They’re getting some major assistance from a few companies that are not only willing to share information with other industry players but will listen to and work with pro shooters and production people. They also have the support of industry professionals and standards organizations like BAFTA (British Academy of Film & Television Arts) and SMPTE (Society of Motion Picture & Television Engineers).
AMD Studios sponsored the recent VR On The Lot event in Hollywood, which was one of the best conferences we’ve attended for professionals to share with professionals. It was an opportunity to be reassured that the new VR film work is breaking new ground and that the naysayers/hand wringers were simply repeating stuff from the distant past. The opening keynote by AMD Studios, Roy Taylor, Corporate Vice President of Worldwide of Media and Entertainment, set the tone for the two-day conference at The Lot.
Virtual Moves – Roy Taylor, Corp. VP of Worldwide of Media & Entertainment at AMD Studios, opened the two-day VR On The Lot Conference discussing the global innovations that have taken place in VR shooting and production this year and outlining the new solutions filmmakers can expect in the next year as narrative, entertainment, and educational/informational VR becomes mainstream.
Giving us a whiff of the past, he launched aggressively into what was really accomplished last year in the way of viewable VR entertainment and the progress that has been made this year. To illustrate how committed his company is to the immersive art form, he encouraged filmmakers to schedule an appointment with AMD Studios to check out the wide range of tools available to VR filmmakers and production people.
For those of us, not waist deep in working with the technology, one of the best charts was his modified Gartner hype cycle, showing we’re past all the wild-eyed expectations and deep dive disappointment and now the real work is being done.
Hype to Reality – Taylor told the crowd of Indie VR filmmakers that the industry has moved beyond the overblown hype phase with outstanding VR cameras, new sets of robust production tools and a growing number of viewing options. VR has added a new level of film opportunities beyond selfies.

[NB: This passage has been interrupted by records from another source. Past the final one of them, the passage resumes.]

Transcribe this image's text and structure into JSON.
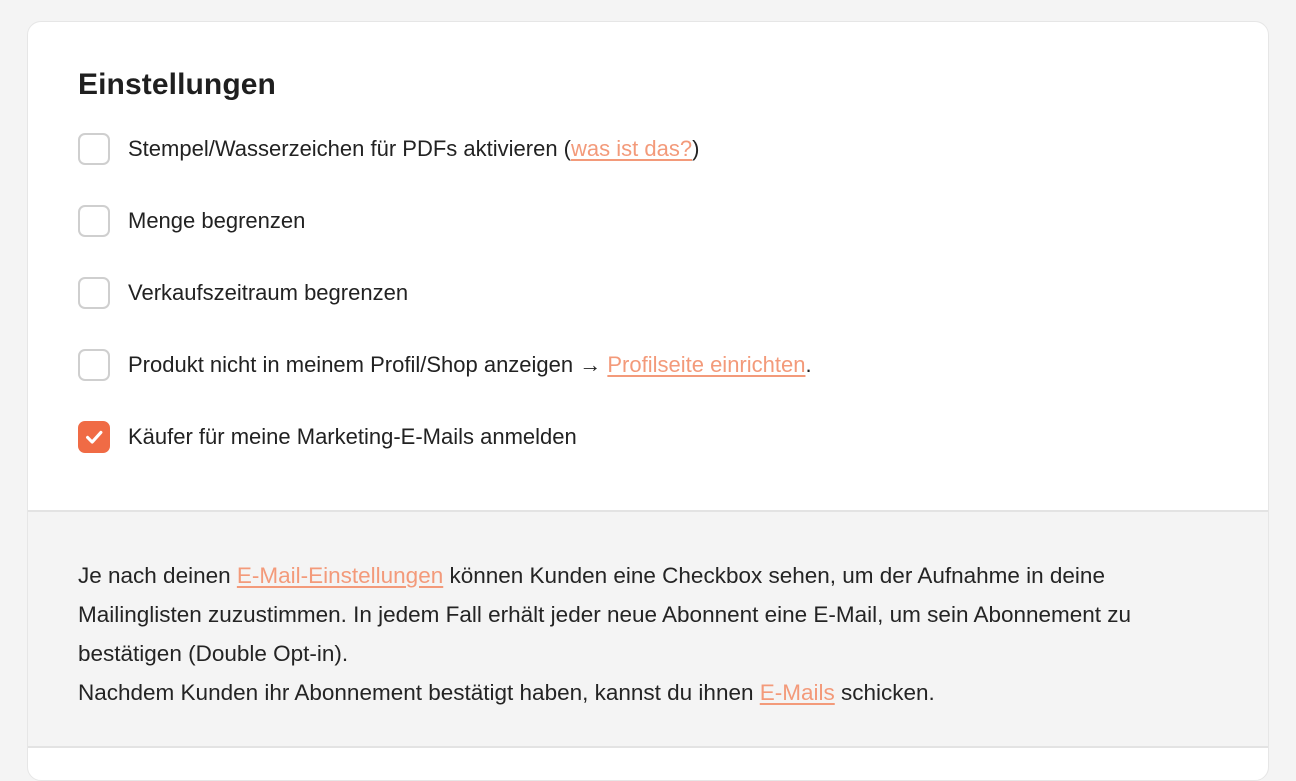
{
  "settings": {
    "title": "Einstellungen",
    "options": [
      {
        "before": "Stempel/Wasserzeichen für PDFs aktivieren (",
        "link": "was ist das?",
        "after": ")",
        "checked": false
      },
      {
        "label": "Menge begrenzen",
        "checked": false
      },
      {
        "label": "Verkaufszeitraum begrenzen",
        "checked": false
      },
      {
        "before": "Produkt nicht in meinem Profil/Shop anzeigen → ",
        "link": "Profilseite einrichten",
        "after": ".",
        "checked": false
      },
      {
        "label": "Käufer für meine Marketing-E-Mails anmelden",
        "checked": true
      }
    ]
  },
  "info": {
    "p1_before": "Je nach deinen ",
    "p1_link": "E-Mail-Einstellungen",
    "p1_after": " können Kunden eine Checkbox sehen, um der Aufnahme in deine Mailinglisten zuzustimmen. In jedem Fall erhält jeder neue Abonnent eine E-Mail, um sein Abonnement zu bestätigen (Double Opt-in).",
    "p2_before": "Nachdem Kunden ihr Abonnement bestätigt haben, kannst du ihnen ",
    "p2_link": "E-Mails",
    "p2_after": " schicken."
  },
  "colors": {
    "accent": "#f06b45",
    "link": "#f39a7a",
    "background": "#f4f4f4",
    "card": "#ffffff"
  },
  "icons": {
    "check": "checkmark-icon"
  }
}
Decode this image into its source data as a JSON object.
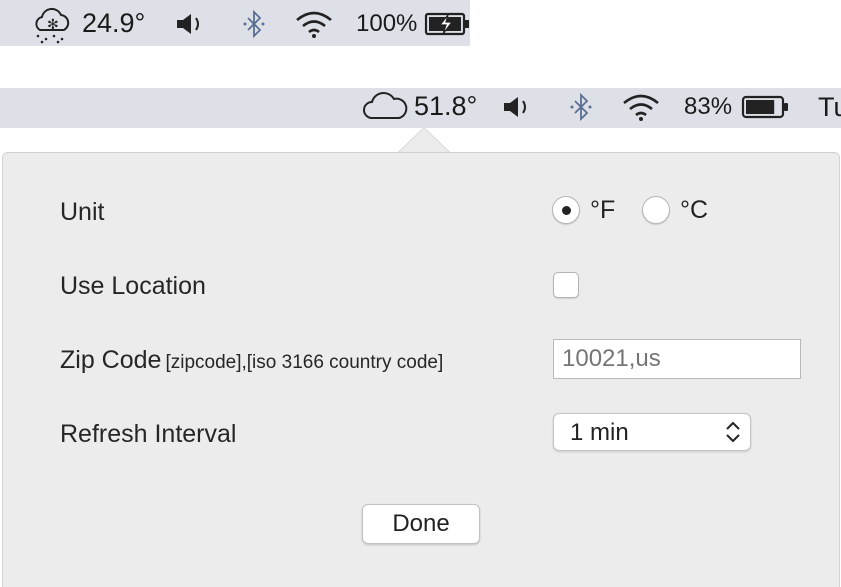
{
  "menubar_top": {
    "temperature": "24.9°",
    "battery": "100%",
    "weather_icon": "cloud-snow-icon",
    "volume_icon": "volume-icon",
    "bluetooth_icon": "bluetooth-icon",
    "wifi_icon": "wifi-icon",
    "battery_icon": "battery-charging-icon"
  },
  "menubar_second": {
    "temperature": "51.8°",
    "battery": "83%",
    "battery_level": 0.83,
    "clock_partial": "Tu",
    "weather_icon": "cloud-icon",
    "volume_icon": "volume-icon",
    "bluetooth_icon": "bluetooth-icon",
    "wifi_icon": "wifi-icon",
    "battery_icon": "battery-icon"
  },
  "preferences": {
    "unit_label": "Unit",
    "unit_options": [
      "°F",
      "°C"
    ],
    "unit_selected": "°F",
    "use_location_label": "Use Location",
    "use_location_checked": false,
    "zip_code_label": "Zip Code",
    "zip_code_hint": "[zipcode],[iso 3166 country code]",
    "zip_code_placeholder": "10021,us",
    "zip_code_value": "",
    "refresh_interval_label": "Refresh Interval",
    "refresh_interval_value": "1 min",
    "done_label": "Done"
  }
}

Taylor touched on the array of great VR films that were shown at Sundance, Tribeca and other film festivals around the globe to illustrate that people who take their work seriously are delivering exciting, narrative VR productions and that the art form is coming into its own.
While filmmakers and production people don’t spend a lot of time thinking about how VR impacts and responds to the human mind or things like time distortion, we’re glad to see that firms like Technicolor, Dell, and AMD Studios are focusing on research that will enable viewers to have the best experience possible when watching entertainment, taking virtual trips, playing games, researching products/locations and even being part of real-time events.
Studios like Fox and Paramount are making substantial investments in the development of narrative and location-based VR that will enable people to explore a world (and universe) without boundaries. Although Taylor showed off the new wireless VR solutions, even he admits that it won’t replace 4K/HDR entertainment/education/information and that there’s going to be growing opportunities for professionals in both arenas.
Other authors contributed: Andy Marken